*** INPUT MATERIAL Section Begins ***
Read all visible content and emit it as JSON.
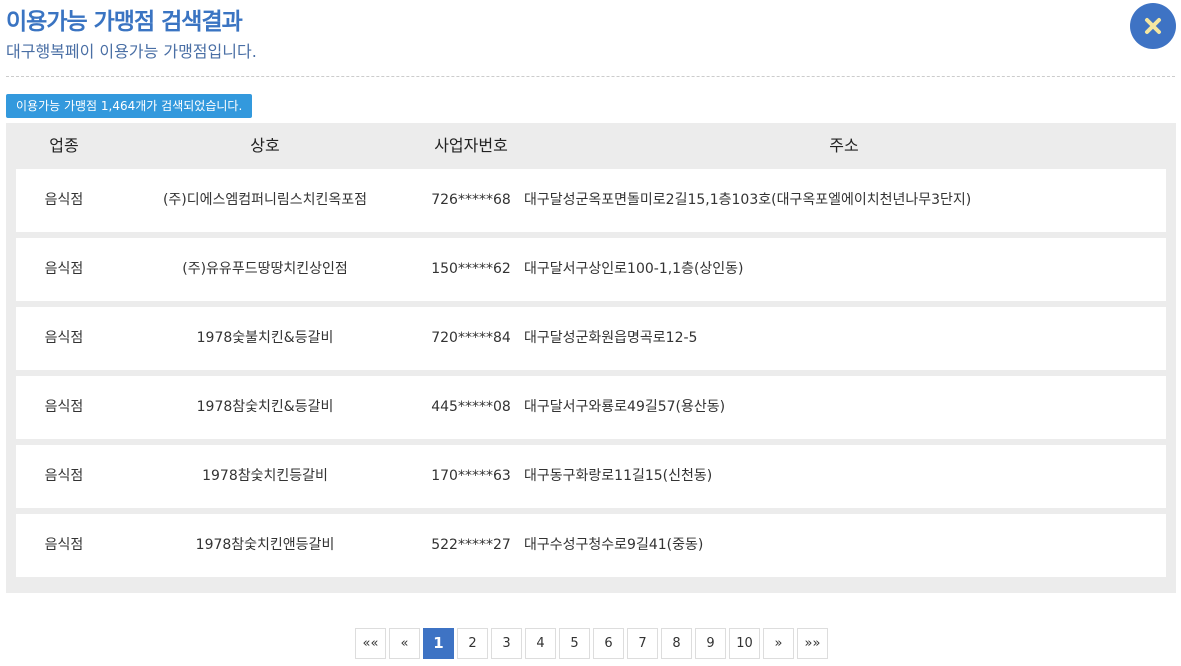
{
  "header": {
    "title": "이용가능 가맹점 검색결과",
    "subtitle": "대구행복페이 이용가능 가맹점입니다."
  },
  "close_button": {
    "icon": "close-icon"
  },
  "result_count": "이용가능 가맹점 1,464개가 검색되었습니다.",
  "table": {
    "headers": [
      "업종",
      "상호",
      "사업자번호",
      "주소"
    ],
    "rows": [
      {
        "category": "음식점",
        "name": "(주)디에스엠컴퍼니림스치킨옥포점",
        "biz_no": "726*****68",
        "address": "대구달성군옥포면돌미로2길15,1층103호(대구옥포엘에이치천년나무3단지)"
      },
      {
        "category": "음식점",
        "name": "(주)유유푸드땅땅치킨상인점",
        "biz_no": "150*****62",
        "address": "대구달서구상인로100-1,1층(상인동)"
      },
      {
        "category": "음식점",
        "name": "1978숯불치킨&등갈비",
        "biz_no": "720*****84",
        "address": "대구달성군화원읍명곡로12-5"
      },
      {
        "category": "음식점",
        "name": "1978참숯치킨&등갈비",
        "biz_no": "445*****08",
        "address": "대구달서구와룡로49길57(용산동)"
      },
      {
        "category": "음식점",
        "name": "1978참숯치킨등갈비",
        "biz_no": "170*****63",
        "address": "대구동구화랑로11길15(신천동)"
      },
      {
        "category": "음식점",
        "name": "1978참숯치킨앤등갈비",
        "biz_no": "522*****27",
        "address": "대구수성구청수로9길41(중동)"
      }
    ]
  },
  "pagination": {
    "first": "««",
    "prev": "«",
    "pages": [
      "1",
      "2",
      "3",
      "4",
      "5",
      "6",
      "7",
      "8",
      "9",
      "10"
    ],
    "current": "1",
    "next": "»",
    "last": "»»"
  },
  "colors": {
    "accent": "#3e73c4",
    "badge": "#3399dd",
    "table_bg": "#ececec"
  }
}
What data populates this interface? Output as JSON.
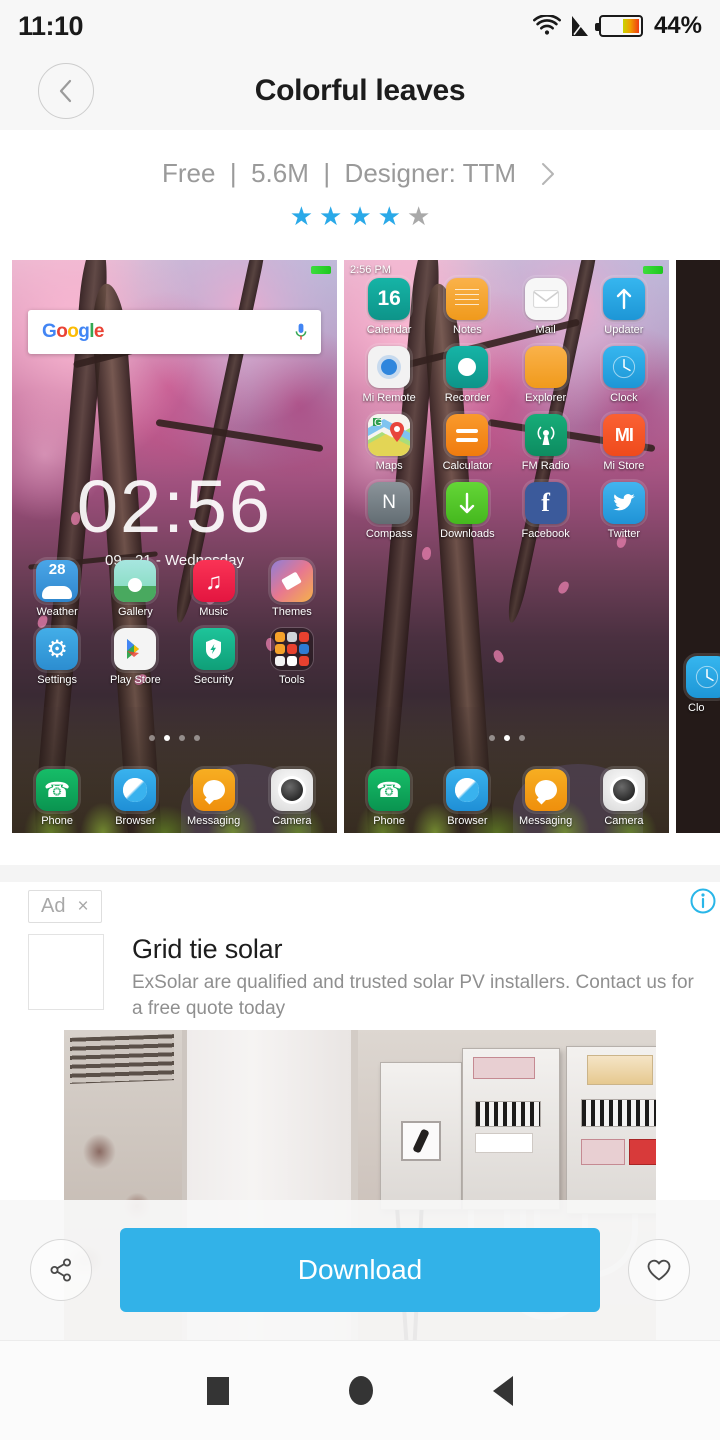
{
  "statusbar": {
    "time": "11:10",
    "battery_percent": "44%",
    "battery_level": 44,
    "icons": [
      "wifi-icon",
      "no-sim-icon",
      "battery-icon"
    ]
  },
  "header": {
    "title": "Colorful leaves",
    "back_icon": "chevron-left-icon"
  },
  "theme_info": {
    "price": "Free",
    "separator": "|",
    "size": "5.6M",
    "designer": "Designer: TTM",
    "full_line": "Free  |  5.6M  |  Designer: TTM",
    "chevron_icon": "chevron-right-icon",
    "rating": 4,
    "rating_max": 5,
    "star_color_on": "#2aa9e8",
    "star_color_off": "#a9a9a9"
  },
  "screenshots": [
    {
      "type": "lockscreen",
      "status_time": "",
      "search_widget": {
        "logo": "Google",
        "mic_icon": "microphone-icon"
      },
      "clock": "02:56",
      "date": "09 - 21 - Wednesday",
      "apps_rows": [
        [
          {
            "label": "Weather",
            "icon": "weather-icon",
            "badge": "28",
            "color": "#3d9ee0"
          },
          {
            "label": "Gallery",
            "icon": "gallery-icon",
            "color": "#7fd6c8"
          },
          {
            "label": "Music",
            "icon": "music-note-icon",
            "color": "#f5294c"
          },
          {
            "label": "Themes",
            "icon": "paint-roller-icon",
            "color": "#e07ab4"
          }
        ],
        [
          {
            "label": "Settings",
            "icon": "gear-icon",
            "color": "#38a8e0"
          },
          {
            "label": "Play Store",
            "icon": "play-store-icon",
            "color": "#f2f2f2"
          },
          {
            "label": "Security",
            "icon": "shield-bolt-icon",
            "color": "#12b287"
          },
          {
            "label": "Tools",
            "icon": "folder-icon",
            "color": "#2a1c22"
          }
        ]
      ],
      "dock": [
        {
          "label": "Phone",
          "icon": "phone-icon",
          "color": "#11a85a"
        },
        {
          "label": "Browser",
          "icon": "compass-browser-icon",
          "color": "#2ba4e8"
        },
        {
          "label": "Messaging",
          "icon": "speech-bubble-icon",
          "color": "#f5a317"
        },
        {
          "label": "Camera",
          "icon": "camera-icon",
          "color": "#f2f2f2"
        }
      ],
      "page_dots": 4,
      "page_dot_active": 1
    },
    {
      "type": "homescreen",
      "status_time": "2:56 PM",
      "apps_rows": [
        [
          {
            "label": "Calendar",
            "icon": "calendar-icon",
            "badge": "16",
            "color": "#12a79a"
          },
          {
            "label": "Notes",
            "icon": "notes-icon",
            "color": "#f5a73a"
          },
          {
            "label": "Mail",
            "icon": "envelope-icon",
            "color": "#f4f4f4"
          },
          {
            "label": "Updater",
            "icon": "arrow-up-icon",
            "color": "#2bb0e8"
          }
        ],
        [
          {
            "label": "Mi Remote",
            "icon": "remote-icon",
            "color": "#f0f0f0"
          },
          {
            "label": "Recorder",
            "icon": "record-circle-icon",
            "color": "#12a79a"
          },
          {
            "label": "Explorer",
            "icon": "folder-explorer-icon",
            "color": "#f5a73a"
          },
          {
            "label": "Clock",
            "icon": "clock-icon",
            "color": "#2bb0e8"
          }
        ],
        [
          {
            "label": "Maps",
            "icon": "maps-pin-icon",
            "color": "#ffffff"
          },
          {
            "label": "Calculator",
            "icon": "equals-icon",
            "color": "#f58a1f"
          },
          {
            "label": "FM Radio",
            "icon": "radio-waves-icon",
            "color": "#12a06f"
          },
          {
            "label": "Mi Store",
            "icon": "mi-logo-icon",
            "color": "#f5552a"
          }
        ],
        [
          {
            "label": "Compass",
            "icon": "compass-north-icon",
            "color": "#6f7b7f"
          },
          {
            "label": "Downloads",
            "icon": "arrow-down-icon",
            "color": "#52c626"
          },
          {
            "label": "Facebook",
            "icon": "facebook-icon",
            "color": "#3c5a9a"
          },
          {
            "label": "Twitter",
            "icon": "twitter-icon",
            "color": "#2ba4e8"
          }
        ]
      ],
      "dock": [
        {
          "label": "Phone",
          "icon": "phone-icon",
          "color": "#11a85a"
        },
        {
          "label": "Browser",
          "icon": "compass-browser-icon",
          "color": "#2ba4e8"
        },
        {
          "label": "Messaging",
          "icon": "speech-bubble-icon",
          "color": "#f5a317"
        },
        {
          "label": "Camera",
          "icon": "camera-icon",
          "color": "#f2f2f2"
        }
      ],
      "page_dots": 3,
      "page_dot_active": 2
    },
    {
      "type": "partial-dark",
      "app_label": "Clo",
      "app_icon": "clock-icon"
    }
  ],
  "ad": {
    "badge_label": "Ad",
    "close_label": "×",
    "info_icon": "info-icon",
    "info_icon_color": "#29b6e8",
    "title": "Grid tie solar",
    "description": "ExSolar are qualified and trusted solar PV installers. Contact us for a free quote today",
    "image_alt": "solar-pv-electrical-panels-photo"
  },
  "actions": {
    "share_icon": "share-icon",
    "download_label": "Download",
    "download_color": "#32b2e8",
    "favorite_icon": "heart-icon"
  },
  "navbar": {
    "recents_icon": "square-recents-icon",
    "home_icon": "circle-home-icon",
    "back_icon": "triangle-back-icon"
  }
}
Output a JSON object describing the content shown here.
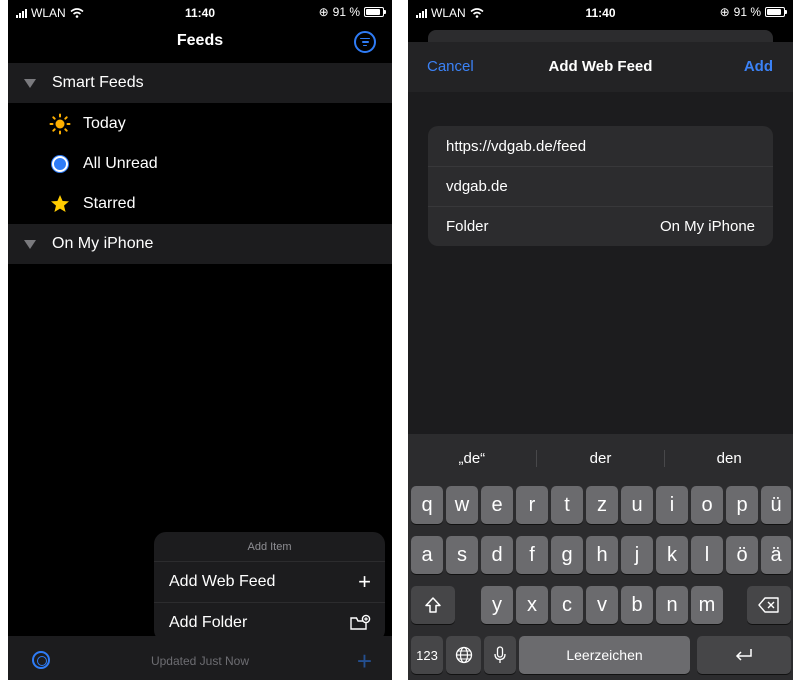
{
  "left": {
    "status": {
      "carrier": "WLAN",
      "time": "11:40",
      "battery": "91 %"
    },
    "nav_title": "Feeds",
    "sections": [
      {
        "label": "Smart Feeds"
      },
      {
        "label": "On My iPhone"
      }
    ],
    "smart_feeds": [
      {
        "label": "Today",
        "icon": "sun-icon"
      },
      {
        "label": "All Unread",
        "icon": "unread-circle-icon"
      },
      {
        "label": "Starred",
        "icon": "star-icon"
      }
    ],
    "add_menu": {
      "title": "Add Item",
      "items": [
        {
          "label": "Add Web Feed",
          "icon": "plus-icon"
        },
        {
          "label": "Add Folder",
          "icon": "folder-add-icon"
        }
      ]
    },
    "toolbar": {
      "status": "Updated Just Now"
    }
  },
  "right": {
    "status": {
      "carrier": "WLAN",
      "time": "11:40",
      "battery": "91 %"
    },
    "nav": {
      "cancel": "Cancel",
      "title": "Add Web Feed",
      "add": "Add"
    },
    "form": {
      "url": "https://vdgab.de/feed",
      "name": "vdgab.de",
      "folder_label": "Folder",
      "folder_value": "On My iPhone"
    },
    "keyboard": {
      "suggestions": [
        "„de“",
        "der",
        "den"
      ],
      "row1": [
        "q",
        "w",
        "e",
        "r",
        "t",
        "z",
        "u",
        "i",
        "o",
        "p",
        "ü"
      ],
      "row2": [
        "a",
        "s",
        "d",
        "f",
        "g",
        "h",
        "j",
        "k",
        "l",
        "ö",
        "ä"
      ],
      "row3": [
        "y",
        "x",
        "c",
        "v",
        "b",
        "n",
        "m"
      ],
      "numbers": "123",
      "space": "Leerzeichen"
    }
  },
  "colors": {
    "accent": "#2f7cf6",
    "sun": "#ffb000",
    "star": "#ffcc00"
  }
}
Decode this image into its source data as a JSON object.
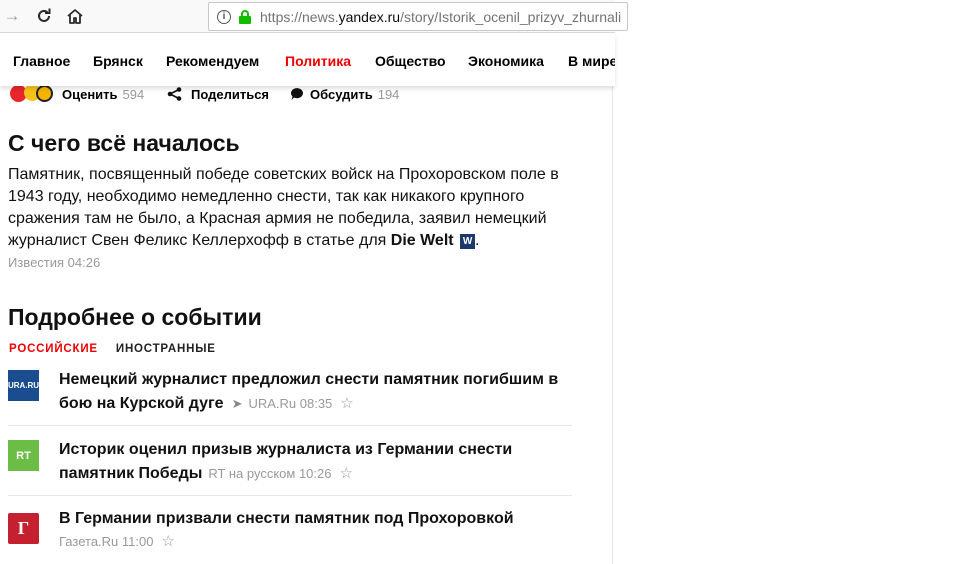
{
  "browser": {
    "url_prefix": "https://news.",
    "url_domain": "yandex.ru",
    "url_path": "/story/Istorik_ocenil_prizyv_zhurnali"
  },
  "nav": {
    "items": [
      "Главное",
      "Брянск",
      "Рекомендуем",
      "Политика",
      "Общество",
      "Экономика",
      "В мире"
    ],
    "active": "Политика"
  },
  "actions": {
    "rate_label": "Оценить",
    "rate_count": "594",
    "share_label": "Поделиться",
    "discuss_label": "Обсудить",
    "discuss_count": "194"
  },
  "summary": {
    "heading": "С чего всё началось",
    "text": "Памятник, посвященный победе советских войск на Прохоровском поле в 1943 году, необходимо немедленно снести, так как никакого крупного сражения там не было, а Красная армия не победила, заявил немецкий журналист Свен Феликс Келлерхофф в статье для ",
    "source_name": "Die Welt",
    "source_logo": "W",
    "meta": "Известия 04:26"
  },
  "details": {
    "heading": "Подробнее о событии",
    "tabs": [
      "РОССИЙСКИЕ",
      "ИНОСТРАННЫЕ"
    ],
    "stories": [
      {
        "title": "Немецкий журналист предложил снести памятник погибшим в бою на Курской дуге",
        "source": "URA.Ru 08:35",
        "logo_text": "URA.RU",
        "logo_color": "#1a4d8f"
      },
      {
        "title": "Историк оценил призыв журналиста из Германии снести памятник Победы",
        "source": "RT на русском 10:26",
        "logo_text": "RT",
        "logo_color": "#6cbd45"
      },
      {
        "title": "В Германии призвали снести памятник под Прохоровкой",
        "source": "Газета.Ru 11:00",
        "logo_text": "Г",
        "logo_color": "#c4202f"
      }
    ]
  },
  "icons": [
    "back-arrow-icon",
    "reload-icon",
    "home-icon",
    "info-icon",
    "lock-icon",
    "share-icon",
    "comment-icon",
    "star-icon",
    "rocket-icon"
  ]
}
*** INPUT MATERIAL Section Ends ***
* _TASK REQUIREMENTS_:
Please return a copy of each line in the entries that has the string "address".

* _ANSWER TO THE EXERCISE_:
        "address": "대구달성군옥포면돌미로2길15,1층103호(대구옥포엘에이치천년나무3단지)"
        "address": "대구달서구상인로100-1,1층(상인동)"
        "address": "대구달성군화원읍명곡로12-5"
        "address": "대구달서구와룡로49길57(용산동)"
        "address": "대구동구화랑로11길15(신천동)"
        "address": "대구수성구청수로9길41(중동)"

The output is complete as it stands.